(DATA)
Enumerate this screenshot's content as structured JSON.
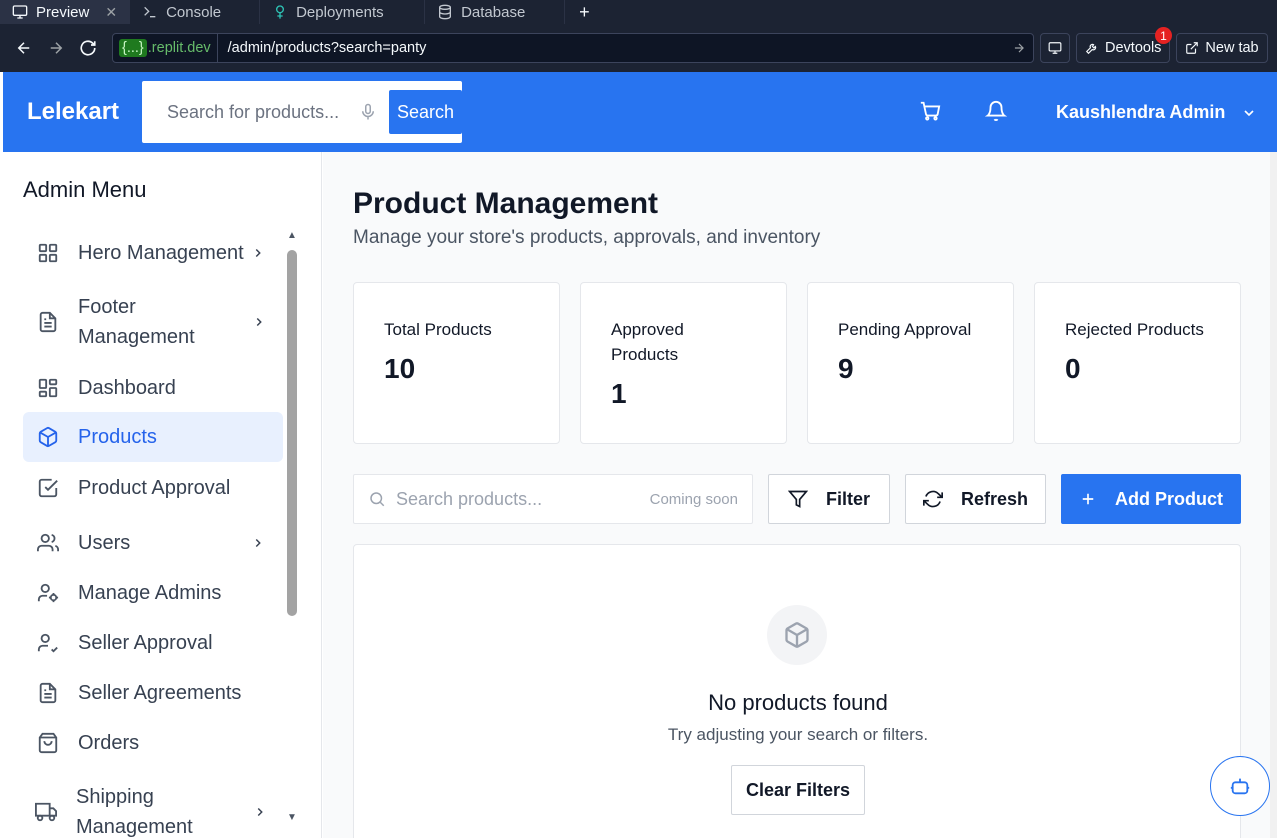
{
  "browser": {
    "tabs": [
      {
        "label": "Preview",
        "icon": "monitor-icon"
      },
      {
        "label": "Console",
        "icon": "terminal-icon"
      },
      {
        "label": "Deployments",
        "icon": "deploy-icon"
      },
      {
        "label": "Database",
        "icon": "database-icon"
      }
    ],
    "new_tab_symbol": "+",
    "url_host_chip": "{...}",
    "url_host": ".replit.dev",
    "url_path": "/admin/products?search=panty",
    "devtools_label": "Devtools",
    "devtools_badge": "1",
    "new_tab_label": "New tab"
  },
  "header": {
    "logo": "Lelekart",
    "search_placeholder": "Search for products...",
    "search_button": "Search",
    "user_name": "Kaushlendra Admin"
  },
  "sidebar": {
    "title": "Admin Menu",
    "items": [
      {
        "label": "Hero Management",
        "icon": "grid-icon",
        "has_chevron": true
      },
      {
        "label": "Footer Management",
        "icon": "document-icon",
        "has_chevron": true
      },
      {
        "label": "Dashboard",
        "icon": "dashboard-icon",
        "has_chevron": false
      },
      {
        "label": "Products",
        "icon": "package-icon",
        "has_chevron": false,
        "active": true
      },
      {
        "label": "Product Approval",
        "icon": "check-square-icon",
        "has_chevron": false
      },
      {
        "label": "Users",
        "icon": "users-icon",
        "has_chevron": true
      },
      {
        "label": "Manage Admins",
        "icon": "user-cog-icon",
        "has_chevron": false
      },
      {
        "label": "Seller Approval",
        "icon": "user-check-icon",
        "has_chevron": false
      },
      {
        "label": "Seller Agreements",
        "icon": "document-icon",
        "has_chevron": false
      },
      {
        "label": "Orders",
        "icon": "shopping-bag-icon",
        "has_chevron": false
      },
      {
        "label": "Shipping Management",
        "icon": "truck-icon",
        "has_chevron": true
      }
    ]
  },
  "main": {
    "title": "Product Management",
    "subtitle": "Manage your store's products, approvals, and inventory",
    "stats": [
      {
        "label": "Total Products",
        "value": "10"
      },
      {
        "label": "Approved Products",
        "value": "1"
      },
      {
        "label": "Pending Approval",
        "value": "9"
      },
      {
        "label": "Rejected Products",
        "value": "0"
      }
    ],
    "search_placeholder": "Search products...",
    "search_note": "Coming soon",
    "filter_button": "Filter",
    "refresh_button": "Refresh",
    "add_button": "Add Product",
    "empty_title": "No products found",
    "empty_subtitle": "Try adjusting your search or filters.",
    "clear_filters_button": "Clear Filters"
  },
  "colors": {
    "brand_blue": "#2874f0",
    "active_bg": "#e8f0fe",
    "active_text": "#2563eb",
    "chrome_bg": "#1c2333"
  }
}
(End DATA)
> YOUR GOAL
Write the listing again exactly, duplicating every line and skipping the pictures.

> ANSWER TO THE EXERCISE
Enumerate this screenshot's content as structured JSON.
{
  "browser": {
    "tabs": [
      {
        "label": "Preview",
        "icon": "monitor-icon"
      },
      {
        "label": "Console",
        "icon": "terminal-icon"
      },
      {
        "label": "Deployments",
        "icon": "deploy-icon"
      },
      {
        "label": "Database",
        "icon": "database-icon"
      }
    ],
    "new_tab_symbol": "+",
    "url_host_chip": "{...}",
    "url_host": ".replit.dev",
    "url_path": "/admin/products?search=panty",
    "devtools_label": "Devtools",
    "devtools_badge": "1",
    "new_tab_label": "New tab"
  },
  "header": {
    "logo": "Lelekart",
    "search_placeholder": "Search for products...",
    "search_button": "Search",
    "user_name": "Kaushlendra Admin"
  },
  "sidebar": {
    "title": "Admin Menu",
    "items": [
      {
        "label": "Hero Management",
        "icon": "grid-icon",
        "has_chevron": true
      },
      {
        "label": "Footer Management",
        "icon": "document-icon",
        "has_chevron": true
      },
      {
        "label": "Dashboard",
        "icon": "dashboard-icon",
        "has_chevron": false
      },
      {
        "label": "Products",
        "icon": "package-icon",
        "has_chevron": false,
        "active": true
      },
      {
        "label": "Product Approval",
        "icon": "check-square-icon",
        "has_chevron": false
      },
      {
        "label": "Users",
        "icon": "users-icon",
        "has_chevron": true
      },
      {
        "label": "Manage Admins",
        "icon": "user-cog-icon",
        "has_chevron": false
      },
      {
        "label": "Seller Approval",
        "icon": "user-check-icon",
        "has_chevron": false
      },
      {
        "label": "Seller Agreements",
        "icon": "document-icon",
        "has_chevron": false
      },
      {
        "label": "Orders",
        "icon": "shopping-bag-icon",
        "has_chevron": false
      },
      {
        "label": "Shipping Management",
        "icon": "truck-icon",
        "has_chevron": true
      }
    ]
  },
  "main": {
    "title": "Product Management",
    "subtitle": "Manage your store's products, approvals, and inventory",
    "stats": [
      {
        "label": "Total Products",
        "value": "10"
      },
      {
        "label": "Approved Products",
        "value": "1"
      },
      {
        "label": "Pending Approval",
        "value": "9"
      },
      {
        "label": "Rejected Products",
        "value": "0"
      }
    ],
    "search_placeholder": "Search products...",
    "search_note": "Coming soon",
    "filter_button": "Filter",
    "refresh_button": "Refresh",
    "add_button": "Add Product",
    "empty_title": "No products found",
    "empty_subtitle": "Try adjusting your search or filters.",
    "clear_filters_button": "Clear Filters"
  },
  "colors": {
    "brand_blue": "#2874f0",
    "active_bg": "#e8f0fe",
    "active_text": "#2563eb",
    "chrome_bg": "#1c2333"
  }
}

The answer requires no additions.